Please note: This story contains reference to someone who has died.

 

The mother of David Dungay Jnr, who died in custody in 2015, is taking her son’s case to the United Nations on a mission for accountability from the Federal and New South Wales Governments.

Leetona Dungay, a Dunghutti woman from Kempsey, NSW, announced on Thursday she will be making a complaint to the UN regarding the failure of both the NSW and Federal Governments to protect her son’s life, and for their continued failure to take action towards ending the increasing rate of Aboriginal and Torres Strait Islander peoples dying in custody.

Dungay Jnr passed away at Long Bay Prison in Sydney four days after Christmas in 2015.

Dungay Jnr lived with diabetes and was eating a biscuit before prison guards entered his cell, forcibly removed him to an observation cell, restrained him and sedated him.

Before passing he said the words, “I can’t breathe” 12 times.

Her youngest son, Leetona Dungay has been fighting for justice since his death. She is making a complaint to the UN on the basis that both governments failed to protect her son’s right to life and right to an effective remedy.

“My son had a right to live,” Dungay said, fronting media on Thursday at NSW Parliament House.

“He had the right to be safe from harm. And I have the right to demand accountability and justice for what happened to David.”

“The government and the prison had a duty of care to keep David safe, with people who were trained properly to keep him alive. The system failed, and David lost his life because of that failure.”

Dungay is also complaining about systemic failures of successive Australian Governments and institutions to fully implement the 339 recommendations of the 1991 Royal Commission into Aboriginal Deaths in Custody, the systemic failures of the Australian legal system which deny families accountability, and the violations of international human rights law which has increased the rate of Aboriginal and Torres Strat Islander deaths in custody.

Dungay has requested that the UN Human Rights Committee declare the circumstances of her son’s death and the failure to undertake investigations into anyone or any organisation responsible for his death are both violations of the International Covenant on Civil and Political Rights (ICCPR).

She has also asked the committee to find that the Australian State and its institutions should investigate and on that basis of evidence, prosecute anyone or any organisation responsible for First Nations deaths in custody.

“I want the world to know that Australia is failing to protect the rights of Indigenous people.”

“The UN needs to know that there is a crisis in this country, and that Australia is breaching its commitments to the UN to protect the human rights of all of its citizens, regardless of their race,” she said.

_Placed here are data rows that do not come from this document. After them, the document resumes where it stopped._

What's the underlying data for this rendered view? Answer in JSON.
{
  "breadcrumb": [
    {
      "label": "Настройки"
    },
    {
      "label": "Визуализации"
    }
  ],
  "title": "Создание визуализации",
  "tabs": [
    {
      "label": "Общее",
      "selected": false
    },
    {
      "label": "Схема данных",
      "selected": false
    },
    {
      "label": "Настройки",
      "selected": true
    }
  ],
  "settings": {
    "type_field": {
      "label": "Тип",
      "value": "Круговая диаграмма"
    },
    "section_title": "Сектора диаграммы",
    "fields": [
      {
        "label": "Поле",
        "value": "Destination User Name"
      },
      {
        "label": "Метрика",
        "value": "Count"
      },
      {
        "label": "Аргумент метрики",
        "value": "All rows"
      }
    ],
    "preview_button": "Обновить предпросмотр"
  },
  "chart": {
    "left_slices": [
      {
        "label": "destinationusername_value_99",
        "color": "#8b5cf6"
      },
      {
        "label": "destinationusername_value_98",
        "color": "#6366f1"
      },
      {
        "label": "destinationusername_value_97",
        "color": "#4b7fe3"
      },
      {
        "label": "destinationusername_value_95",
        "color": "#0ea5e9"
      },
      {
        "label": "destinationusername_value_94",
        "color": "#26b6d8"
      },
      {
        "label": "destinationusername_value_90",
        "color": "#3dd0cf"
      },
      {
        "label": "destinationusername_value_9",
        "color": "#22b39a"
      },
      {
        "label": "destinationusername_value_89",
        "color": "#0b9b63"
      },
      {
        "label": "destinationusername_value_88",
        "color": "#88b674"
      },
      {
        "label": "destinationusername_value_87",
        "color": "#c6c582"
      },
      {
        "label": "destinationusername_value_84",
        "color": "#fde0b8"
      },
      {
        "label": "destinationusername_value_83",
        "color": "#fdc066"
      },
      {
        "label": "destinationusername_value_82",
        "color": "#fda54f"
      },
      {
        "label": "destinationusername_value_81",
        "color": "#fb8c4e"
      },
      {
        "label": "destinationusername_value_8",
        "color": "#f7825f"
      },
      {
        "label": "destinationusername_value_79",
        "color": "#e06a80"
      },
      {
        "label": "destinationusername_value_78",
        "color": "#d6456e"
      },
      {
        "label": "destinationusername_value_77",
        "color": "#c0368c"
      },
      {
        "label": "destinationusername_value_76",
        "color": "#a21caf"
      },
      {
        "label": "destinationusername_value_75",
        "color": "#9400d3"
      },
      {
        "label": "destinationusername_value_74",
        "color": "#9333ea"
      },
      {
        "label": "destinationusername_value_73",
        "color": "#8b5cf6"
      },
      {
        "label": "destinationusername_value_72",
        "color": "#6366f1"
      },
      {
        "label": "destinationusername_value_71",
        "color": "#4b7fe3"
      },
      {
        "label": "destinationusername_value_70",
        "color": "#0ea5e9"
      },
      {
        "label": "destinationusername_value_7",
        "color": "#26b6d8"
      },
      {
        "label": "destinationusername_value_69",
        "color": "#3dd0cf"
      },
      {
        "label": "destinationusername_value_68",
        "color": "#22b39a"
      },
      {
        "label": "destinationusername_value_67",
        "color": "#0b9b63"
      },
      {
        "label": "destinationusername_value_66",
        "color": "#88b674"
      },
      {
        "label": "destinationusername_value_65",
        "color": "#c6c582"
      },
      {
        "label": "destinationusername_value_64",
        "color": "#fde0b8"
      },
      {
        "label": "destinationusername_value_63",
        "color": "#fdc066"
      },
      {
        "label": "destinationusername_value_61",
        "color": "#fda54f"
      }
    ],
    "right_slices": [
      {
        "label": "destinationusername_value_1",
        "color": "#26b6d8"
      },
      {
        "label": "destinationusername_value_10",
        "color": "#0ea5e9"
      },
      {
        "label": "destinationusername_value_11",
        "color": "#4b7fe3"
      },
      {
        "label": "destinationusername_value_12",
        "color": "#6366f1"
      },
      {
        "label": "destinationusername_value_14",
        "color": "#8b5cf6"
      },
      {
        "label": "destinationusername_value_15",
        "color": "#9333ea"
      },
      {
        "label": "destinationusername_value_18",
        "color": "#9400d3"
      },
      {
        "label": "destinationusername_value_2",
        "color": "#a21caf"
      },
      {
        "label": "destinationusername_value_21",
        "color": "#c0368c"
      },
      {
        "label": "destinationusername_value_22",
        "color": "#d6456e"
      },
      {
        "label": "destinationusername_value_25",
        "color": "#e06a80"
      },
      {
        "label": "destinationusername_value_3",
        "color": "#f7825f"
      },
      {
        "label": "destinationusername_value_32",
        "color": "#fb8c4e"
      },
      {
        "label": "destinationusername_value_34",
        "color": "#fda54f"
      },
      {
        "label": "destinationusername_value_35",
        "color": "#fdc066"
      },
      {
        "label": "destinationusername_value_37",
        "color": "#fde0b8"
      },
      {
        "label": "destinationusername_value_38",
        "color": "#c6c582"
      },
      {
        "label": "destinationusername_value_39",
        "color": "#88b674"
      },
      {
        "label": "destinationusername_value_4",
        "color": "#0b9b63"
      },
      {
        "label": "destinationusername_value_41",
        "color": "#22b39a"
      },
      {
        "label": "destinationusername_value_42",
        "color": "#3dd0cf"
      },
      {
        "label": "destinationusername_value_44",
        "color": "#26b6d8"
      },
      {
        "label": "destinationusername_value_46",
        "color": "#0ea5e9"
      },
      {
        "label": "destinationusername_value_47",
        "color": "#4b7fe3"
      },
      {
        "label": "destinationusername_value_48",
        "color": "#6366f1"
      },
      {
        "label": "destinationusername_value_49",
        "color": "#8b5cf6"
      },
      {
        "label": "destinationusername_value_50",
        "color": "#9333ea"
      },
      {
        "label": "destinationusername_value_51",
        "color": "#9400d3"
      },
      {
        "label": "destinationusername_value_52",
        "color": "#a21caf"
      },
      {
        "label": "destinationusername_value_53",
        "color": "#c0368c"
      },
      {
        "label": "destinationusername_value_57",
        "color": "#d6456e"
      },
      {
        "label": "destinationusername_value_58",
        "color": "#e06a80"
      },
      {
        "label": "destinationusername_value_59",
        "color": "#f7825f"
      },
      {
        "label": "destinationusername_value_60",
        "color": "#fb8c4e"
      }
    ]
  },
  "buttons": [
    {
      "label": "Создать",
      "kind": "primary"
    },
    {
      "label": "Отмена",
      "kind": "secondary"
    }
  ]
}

Dungay’s complaint has been prepared with the support of human rights lawyers Geoffrey Robertson AO QC and Jennifer Robinson; Jumbunna Institute for Indigenous Education and Research Director and legal academic Larissa Behrendt AO FASSA; Jumbunna Institute Deputy-Director Craig Longman; and National Justice Project chief executive and Principal Solicitor George Newhouse.

“We hope that this complaint will shine a global spotlight on the incarceration crisis facing First Nations people in Australia,” said Behrendt.

“We know that there are at least 473 other First Nations families who have not been able to secure justice for the death of a loved one since the 1991 Royal Commission into Aboriginal Deaths in Custody.”

“This complaint sends a clear message to Australian governments and institutions that the cycle of impunity, inaction and deaths must end. The international community must stand with Leetona Dungay and all families of victims when they say to the Australian government: Black Lives Matter.”

Newhouse said Dungay “should not have to go all the way to Geneva to seek justice for the death of her son” but that she has been left with no other choice.

“This government has repeatedly refused to take steps to get the NSW Director of Public Prosecutions (DPP) and SafeWork NSW to investigate the death,” he said.

By Rachael Knowles